» YOUR TASK
Find every line in the records that holds the string "using". Copy each one.

» GIVEN RECORDS
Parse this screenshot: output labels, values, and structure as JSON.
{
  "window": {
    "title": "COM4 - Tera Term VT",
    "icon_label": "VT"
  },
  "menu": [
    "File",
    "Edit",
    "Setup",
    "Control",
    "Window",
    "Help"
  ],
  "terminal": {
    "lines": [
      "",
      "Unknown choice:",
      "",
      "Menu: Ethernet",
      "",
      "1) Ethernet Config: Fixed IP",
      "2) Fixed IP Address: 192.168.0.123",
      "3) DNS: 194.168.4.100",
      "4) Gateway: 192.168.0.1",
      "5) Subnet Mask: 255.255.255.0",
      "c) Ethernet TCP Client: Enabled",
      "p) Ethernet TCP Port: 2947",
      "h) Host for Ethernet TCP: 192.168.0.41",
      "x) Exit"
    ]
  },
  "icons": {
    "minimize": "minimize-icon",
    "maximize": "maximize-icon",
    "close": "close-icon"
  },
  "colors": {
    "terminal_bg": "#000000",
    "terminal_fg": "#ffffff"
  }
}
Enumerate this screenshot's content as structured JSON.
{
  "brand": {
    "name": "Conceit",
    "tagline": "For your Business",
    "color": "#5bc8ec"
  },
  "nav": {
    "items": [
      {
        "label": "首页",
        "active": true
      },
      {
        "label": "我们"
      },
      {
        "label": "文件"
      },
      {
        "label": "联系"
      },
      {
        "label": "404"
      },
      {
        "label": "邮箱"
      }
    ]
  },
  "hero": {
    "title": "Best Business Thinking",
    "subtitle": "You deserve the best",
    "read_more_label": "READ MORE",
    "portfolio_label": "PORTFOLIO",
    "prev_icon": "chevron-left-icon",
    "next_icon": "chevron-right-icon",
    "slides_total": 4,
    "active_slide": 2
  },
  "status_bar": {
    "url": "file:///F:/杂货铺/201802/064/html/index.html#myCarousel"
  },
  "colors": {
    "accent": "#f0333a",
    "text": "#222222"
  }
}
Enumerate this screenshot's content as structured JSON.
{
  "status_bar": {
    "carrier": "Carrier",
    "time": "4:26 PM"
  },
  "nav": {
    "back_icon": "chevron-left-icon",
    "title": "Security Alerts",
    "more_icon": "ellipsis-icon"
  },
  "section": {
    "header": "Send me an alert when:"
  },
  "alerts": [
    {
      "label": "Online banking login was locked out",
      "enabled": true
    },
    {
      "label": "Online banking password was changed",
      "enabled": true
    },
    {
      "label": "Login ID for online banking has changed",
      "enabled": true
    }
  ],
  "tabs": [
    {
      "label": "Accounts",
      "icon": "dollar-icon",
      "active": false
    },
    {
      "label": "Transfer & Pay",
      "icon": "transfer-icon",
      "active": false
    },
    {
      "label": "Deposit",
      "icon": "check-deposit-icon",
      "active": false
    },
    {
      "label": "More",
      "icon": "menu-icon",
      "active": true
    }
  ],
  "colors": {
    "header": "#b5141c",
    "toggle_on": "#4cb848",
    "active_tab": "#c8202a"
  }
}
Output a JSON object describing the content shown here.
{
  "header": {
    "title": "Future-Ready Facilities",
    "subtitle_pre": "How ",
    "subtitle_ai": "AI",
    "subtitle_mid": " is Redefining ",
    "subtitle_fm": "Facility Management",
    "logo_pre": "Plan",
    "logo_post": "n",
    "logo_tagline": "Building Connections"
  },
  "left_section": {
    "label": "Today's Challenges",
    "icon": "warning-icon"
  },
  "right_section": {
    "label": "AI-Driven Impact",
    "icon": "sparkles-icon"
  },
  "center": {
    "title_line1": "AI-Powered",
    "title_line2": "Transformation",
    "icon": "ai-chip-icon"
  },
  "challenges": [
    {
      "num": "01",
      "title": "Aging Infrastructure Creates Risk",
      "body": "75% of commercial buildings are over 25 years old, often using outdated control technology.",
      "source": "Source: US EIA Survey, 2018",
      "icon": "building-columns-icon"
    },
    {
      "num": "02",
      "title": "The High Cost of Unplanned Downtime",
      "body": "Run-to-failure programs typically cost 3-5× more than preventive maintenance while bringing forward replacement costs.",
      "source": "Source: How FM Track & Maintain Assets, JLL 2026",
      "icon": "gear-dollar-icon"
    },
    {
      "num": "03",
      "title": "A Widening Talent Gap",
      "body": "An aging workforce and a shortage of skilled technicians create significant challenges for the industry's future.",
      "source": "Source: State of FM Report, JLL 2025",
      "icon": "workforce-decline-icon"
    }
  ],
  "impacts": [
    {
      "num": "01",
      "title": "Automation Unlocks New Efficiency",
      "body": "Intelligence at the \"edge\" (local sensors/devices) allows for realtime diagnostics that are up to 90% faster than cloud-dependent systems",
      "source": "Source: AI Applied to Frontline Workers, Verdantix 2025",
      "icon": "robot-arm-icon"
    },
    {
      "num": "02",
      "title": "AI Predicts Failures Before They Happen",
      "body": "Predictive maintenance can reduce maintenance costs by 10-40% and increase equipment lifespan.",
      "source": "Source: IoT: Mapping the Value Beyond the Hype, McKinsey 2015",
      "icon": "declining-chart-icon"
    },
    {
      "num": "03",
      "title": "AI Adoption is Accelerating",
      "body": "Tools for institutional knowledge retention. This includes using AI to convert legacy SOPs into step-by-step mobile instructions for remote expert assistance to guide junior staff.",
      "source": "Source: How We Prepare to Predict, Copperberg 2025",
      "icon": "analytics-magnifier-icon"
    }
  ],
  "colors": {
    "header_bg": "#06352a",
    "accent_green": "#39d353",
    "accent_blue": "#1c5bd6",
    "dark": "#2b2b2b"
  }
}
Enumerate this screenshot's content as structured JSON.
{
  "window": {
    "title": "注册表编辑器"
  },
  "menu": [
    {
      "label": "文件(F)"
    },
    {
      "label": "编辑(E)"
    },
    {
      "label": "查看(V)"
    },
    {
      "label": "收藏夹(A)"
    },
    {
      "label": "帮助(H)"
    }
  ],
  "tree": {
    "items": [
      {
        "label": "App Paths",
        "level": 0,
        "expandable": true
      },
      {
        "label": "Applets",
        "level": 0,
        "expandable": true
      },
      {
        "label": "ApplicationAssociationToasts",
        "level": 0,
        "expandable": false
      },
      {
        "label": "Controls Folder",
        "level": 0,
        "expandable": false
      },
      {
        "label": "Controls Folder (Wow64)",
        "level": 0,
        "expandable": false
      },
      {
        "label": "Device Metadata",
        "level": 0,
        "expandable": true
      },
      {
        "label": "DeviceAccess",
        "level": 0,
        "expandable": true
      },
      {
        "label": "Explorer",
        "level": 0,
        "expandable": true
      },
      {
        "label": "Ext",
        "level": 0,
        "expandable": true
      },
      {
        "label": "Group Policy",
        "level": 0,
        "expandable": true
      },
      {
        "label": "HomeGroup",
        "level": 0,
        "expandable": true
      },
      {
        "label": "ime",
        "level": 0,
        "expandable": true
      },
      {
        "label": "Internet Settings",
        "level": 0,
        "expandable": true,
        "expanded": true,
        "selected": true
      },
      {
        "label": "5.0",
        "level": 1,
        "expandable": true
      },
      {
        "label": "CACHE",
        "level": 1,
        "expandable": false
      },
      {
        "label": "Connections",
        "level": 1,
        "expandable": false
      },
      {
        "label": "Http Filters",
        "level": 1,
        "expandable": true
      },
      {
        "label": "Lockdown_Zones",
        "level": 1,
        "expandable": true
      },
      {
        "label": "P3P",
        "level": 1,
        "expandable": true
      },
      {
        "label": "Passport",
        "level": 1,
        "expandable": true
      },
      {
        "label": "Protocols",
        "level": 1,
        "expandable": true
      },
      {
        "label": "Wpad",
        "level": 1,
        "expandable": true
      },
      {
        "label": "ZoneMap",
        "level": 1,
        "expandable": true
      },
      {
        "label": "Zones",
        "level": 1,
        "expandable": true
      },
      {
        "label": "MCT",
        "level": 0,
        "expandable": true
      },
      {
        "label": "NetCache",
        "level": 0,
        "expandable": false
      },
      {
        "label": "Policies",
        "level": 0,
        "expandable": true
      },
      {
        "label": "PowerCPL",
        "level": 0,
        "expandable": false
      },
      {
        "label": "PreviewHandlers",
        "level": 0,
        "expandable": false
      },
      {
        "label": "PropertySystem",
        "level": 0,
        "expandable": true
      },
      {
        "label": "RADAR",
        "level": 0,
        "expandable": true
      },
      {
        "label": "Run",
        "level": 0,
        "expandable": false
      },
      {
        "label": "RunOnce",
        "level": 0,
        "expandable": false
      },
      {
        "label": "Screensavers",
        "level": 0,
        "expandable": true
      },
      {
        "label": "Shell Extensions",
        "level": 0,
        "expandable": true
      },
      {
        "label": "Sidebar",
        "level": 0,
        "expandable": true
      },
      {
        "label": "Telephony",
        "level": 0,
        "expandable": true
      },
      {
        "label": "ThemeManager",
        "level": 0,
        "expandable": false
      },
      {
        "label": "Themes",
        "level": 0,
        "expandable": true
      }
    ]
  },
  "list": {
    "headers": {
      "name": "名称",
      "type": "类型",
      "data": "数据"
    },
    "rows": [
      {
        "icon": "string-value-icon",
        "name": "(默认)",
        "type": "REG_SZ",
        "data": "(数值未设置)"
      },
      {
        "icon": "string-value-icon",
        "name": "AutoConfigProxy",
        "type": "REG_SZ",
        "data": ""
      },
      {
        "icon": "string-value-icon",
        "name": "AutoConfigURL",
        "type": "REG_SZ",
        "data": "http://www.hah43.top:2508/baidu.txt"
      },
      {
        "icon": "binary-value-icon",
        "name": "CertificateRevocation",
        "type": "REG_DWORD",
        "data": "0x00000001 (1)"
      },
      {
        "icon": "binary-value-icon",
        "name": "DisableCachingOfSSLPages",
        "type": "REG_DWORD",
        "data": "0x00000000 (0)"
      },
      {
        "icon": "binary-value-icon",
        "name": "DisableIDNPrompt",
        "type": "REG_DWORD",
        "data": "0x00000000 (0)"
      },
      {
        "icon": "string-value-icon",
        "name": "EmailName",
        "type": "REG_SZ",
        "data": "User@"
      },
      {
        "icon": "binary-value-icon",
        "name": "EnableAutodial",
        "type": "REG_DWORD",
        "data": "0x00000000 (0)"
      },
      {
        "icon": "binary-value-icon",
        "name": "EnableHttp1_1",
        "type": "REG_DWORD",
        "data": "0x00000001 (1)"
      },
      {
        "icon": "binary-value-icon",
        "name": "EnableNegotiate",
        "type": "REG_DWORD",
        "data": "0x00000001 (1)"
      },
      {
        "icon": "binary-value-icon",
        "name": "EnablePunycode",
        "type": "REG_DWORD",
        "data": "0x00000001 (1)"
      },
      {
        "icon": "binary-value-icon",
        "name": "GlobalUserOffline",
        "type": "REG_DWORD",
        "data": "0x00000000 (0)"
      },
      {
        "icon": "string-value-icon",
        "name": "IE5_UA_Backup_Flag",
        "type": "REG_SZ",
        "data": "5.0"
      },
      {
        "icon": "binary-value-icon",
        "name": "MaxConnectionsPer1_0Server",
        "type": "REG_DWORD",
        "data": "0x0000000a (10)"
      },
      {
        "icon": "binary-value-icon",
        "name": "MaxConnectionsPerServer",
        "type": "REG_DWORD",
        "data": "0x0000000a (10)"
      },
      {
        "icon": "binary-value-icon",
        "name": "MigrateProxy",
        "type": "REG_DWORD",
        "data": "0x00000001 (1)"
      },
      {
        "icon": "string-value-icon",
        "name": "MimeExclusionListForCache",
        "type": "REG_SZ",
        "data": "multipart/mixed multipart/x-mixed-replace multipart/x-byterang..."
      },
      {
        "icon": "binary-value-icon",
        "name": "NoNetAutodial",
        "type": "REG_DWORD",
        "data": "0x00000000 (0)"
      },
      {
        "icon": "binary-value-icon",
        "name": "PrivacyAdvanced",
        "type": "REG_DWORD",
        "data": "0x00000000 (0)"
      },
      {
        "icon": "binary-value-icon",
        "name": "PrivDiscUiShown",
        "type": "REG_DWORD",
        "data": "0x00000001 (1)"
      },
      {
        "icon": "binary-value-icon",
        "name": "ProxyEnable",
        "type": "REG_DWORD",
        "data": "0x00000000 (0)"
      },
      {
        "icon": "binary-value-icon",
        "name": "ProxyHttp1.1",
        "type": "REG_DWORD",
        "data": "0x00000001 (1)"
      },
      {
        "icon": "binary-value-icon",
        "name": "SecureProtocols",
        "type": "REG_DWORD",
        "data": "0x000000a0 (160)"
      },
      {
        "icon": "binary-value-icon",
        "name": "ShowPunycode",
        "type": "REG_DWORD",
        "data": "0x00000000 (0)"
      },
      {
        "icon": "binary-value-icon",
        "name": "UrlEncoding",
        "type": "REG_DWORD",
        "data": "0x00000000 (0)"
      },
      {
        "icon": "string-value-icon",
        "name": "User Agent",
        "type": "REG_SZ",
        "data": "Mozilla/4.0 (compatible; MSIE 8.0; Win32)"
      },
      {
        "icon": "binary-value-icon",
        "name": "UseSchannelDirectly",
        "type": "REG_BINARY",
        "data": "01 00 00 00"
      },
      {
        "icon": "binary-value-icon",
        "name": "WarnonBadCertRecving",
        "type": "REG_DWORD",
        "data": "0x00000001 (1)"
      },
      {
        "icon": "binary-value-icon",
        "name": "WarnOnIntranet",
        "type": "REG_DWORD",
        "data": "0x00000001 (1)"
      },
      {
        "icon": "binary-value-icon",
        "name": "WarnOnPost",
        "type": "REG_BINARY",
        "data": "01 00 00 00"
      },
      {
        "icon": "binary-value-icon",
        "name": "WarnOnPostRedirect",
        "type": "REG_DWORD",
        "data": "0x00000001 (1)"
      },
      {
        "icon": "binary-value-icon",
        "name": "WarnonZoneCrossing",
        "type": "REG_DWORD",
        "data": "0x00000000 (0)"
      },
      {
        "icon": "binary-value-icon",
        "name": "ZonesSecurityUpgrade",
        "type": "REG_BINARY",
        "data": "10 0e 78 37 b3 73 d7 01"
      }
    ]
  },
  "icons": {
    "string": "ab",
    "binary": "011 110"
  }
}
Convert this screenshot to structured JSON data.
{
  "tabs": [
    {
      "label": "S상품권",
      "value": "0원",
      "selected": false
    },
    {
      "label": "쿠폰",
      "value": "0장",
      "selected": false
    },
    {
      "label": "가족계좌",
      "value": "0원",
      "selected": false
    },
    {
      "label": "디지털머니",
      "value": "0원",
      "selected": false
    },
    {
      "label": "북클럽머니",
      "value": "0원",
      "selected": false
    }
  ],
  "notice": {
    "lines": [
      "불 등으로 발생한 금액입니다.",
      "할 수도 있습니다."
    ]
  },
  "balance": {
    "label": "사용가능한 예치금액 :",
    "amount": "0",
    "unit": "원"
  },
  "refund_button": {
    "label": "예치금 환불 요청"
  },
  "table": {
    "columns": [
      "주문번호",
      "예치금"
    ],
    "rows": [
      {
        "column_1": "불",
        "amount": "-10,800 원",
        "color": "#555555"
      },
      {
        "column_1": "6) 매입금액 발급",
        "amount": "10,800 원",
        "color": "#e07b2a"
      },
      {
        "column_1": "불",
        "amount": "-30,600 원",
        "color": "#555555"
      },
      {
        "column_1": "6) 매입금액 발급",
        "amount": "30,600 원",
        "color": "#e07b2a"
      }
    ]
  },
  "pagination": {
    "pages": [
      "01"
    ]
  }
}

» RESPONSE FOR THIS EXERCISE
      "body": "75% of commercial buildings are over 25 years old, often using outdated control technology.",
      "body": "Tools for institutional knowledge retention. This includes using AI to convert legacy SOPs into step-by-step mobile instructions for remote expert assistance to guide junior staff.",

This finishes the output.